I’ve learned while teaching foreign languages that, often, when someone starts that process for the first time, they expect it will simply a matter of exchanging one word for another. Let me illustrate with the type of conversation that has happened a lot between me and my students over the years. It goes something like this:

Student: “Ms. Gold, how do you say ‘I’ in Spanish?”

Me: “Yo.

Student: “How do you say ‘am’?”

Me: “Soy.”

Student: “And ‘cold’?”

Me: “Frío.”

Student: “Okay. Ms Gold: Yo soy frío.”

Me: “…are you trying to say ‘I am cold’?”

Student: “Yes, that’s what I said!”

Me: “Ooohhh…so…actually…first of all, in Spanish, you actually say ‘I have cold,’ not ‘I am cold.’”

Student: “What? That’s ridiculous! That doesn’t make sense.”

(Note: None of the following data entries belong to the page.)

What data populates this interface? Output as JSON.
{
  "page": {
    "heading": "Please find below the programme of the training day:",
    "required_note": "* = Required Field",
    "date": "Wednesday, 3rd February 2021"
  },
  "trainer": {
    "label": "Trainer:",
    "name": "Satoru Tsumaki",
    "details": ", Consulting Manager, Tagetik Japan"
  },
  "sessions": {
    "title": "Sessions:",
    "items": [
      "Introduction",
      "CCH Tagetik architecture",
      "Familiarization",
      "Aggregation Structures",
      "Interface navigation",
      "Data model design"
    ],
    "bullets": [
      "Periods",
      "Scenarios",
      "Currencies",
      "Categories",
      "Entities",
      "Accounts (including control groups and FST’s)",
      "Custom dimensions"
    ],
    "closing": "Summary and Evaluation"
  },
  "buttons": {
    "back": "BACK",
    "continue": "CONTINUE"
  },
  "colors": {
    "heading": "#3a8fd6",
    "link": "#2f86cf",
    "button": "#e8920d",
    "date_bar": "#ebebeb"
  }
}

Me: “Well, actually, things don’t always literally translate word-for-word from one language to another. It’s like in English, how you say things like ‘That’s hard to wrap your head around.’ If you said that word-for-word in another language, someone who has never heard that phrase might think you mean physically trying to stretch your head and put it on something—it wouldn’t make any sense!”

Student: “Oh…”

Me: “Also, different languages have different grammar and structure. In Spanish, for one, you don’t always have to use pronouns. The way their verbs are conjugated are so different between, say, ‘they are’ and ‘we are’ that you don’t even need to use ‘they’ or ‘we’! So, actually, you would usually just say tengo frío.”

Student: “…”

Me: “Yay languages!”



3. There are awesome benefits to learning another language--even as a beginner, even if you never get great at speaking it


As a junior high and high school French and Spanish teacher, I knew the majority of my students would not end up doing much more with the languages than that class. For that reason, I always made a point of how language learning has some awesome benefits--even if you don't go on to get incredibly proficient. Here are some of those benefits:


  • Learning another language teaches you about people who are different from you

  • It teaches you empathy

  • It teaches you patience

  • It lets you practice and refine your study skills

  • It shows you the world is bigger than you and your own culture

  • Studies associate taking another language with benefits like higher creativity, improved cognition, and better grades in classes like math and science

  • It improves your communication skills--even in your native language

  • It gives you practice in handling situations where you don't understand everything that's going on

  • It allows you to meet people and have experiences you wouldn't have otherwise